Citation: Díaz-Sala C (2014) Direct reprogramming of adult somatic cells toward adventitious root formation in forest tree species: the effect of the juvenile–adult transition. Front. Plant Sci. 5:310. doi: 10.3389/fpls.2014.00310

Received: 06 May 2014; Accepted: 10 June 2014;
Published online: 07 July 2014.

Edited by:

José Manuel Pérez-Pérez, Universidad Miguel Hernandez de Elche, Spain

Reviewed by:

Joseph F. Petolino, Dow AgroSciences, USA
Einat Sadot, Volcani Center, Israel

Copyright © 2014 Díaz-Sala. This is an open-access article distributed under the terms of the Creative Commons Attribution License (CC BY). The use, distribution or reproduction in other forums is permitted, provided the original author(s) or licensor are credited and that the original publication in this journal is cited, in accordance with accepted academic practice. No use, distribution or reproduction is permitted which does not comply with these terms.

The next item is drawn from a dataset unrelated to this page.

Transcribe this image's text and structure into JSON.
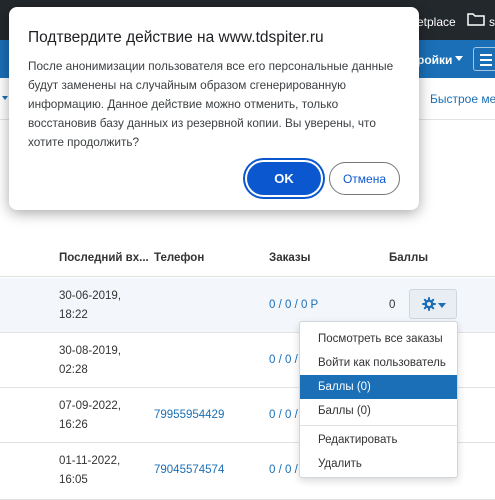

*Correspondence: Carmen Díaz-Sala, Department of Life Sciences, University of Alcalá, Carretera Madrid–Barcelona Km 33.600, 28805 Alcalá de Henares, Madrid, Spain e-mail: carmen.diazsala@uah.es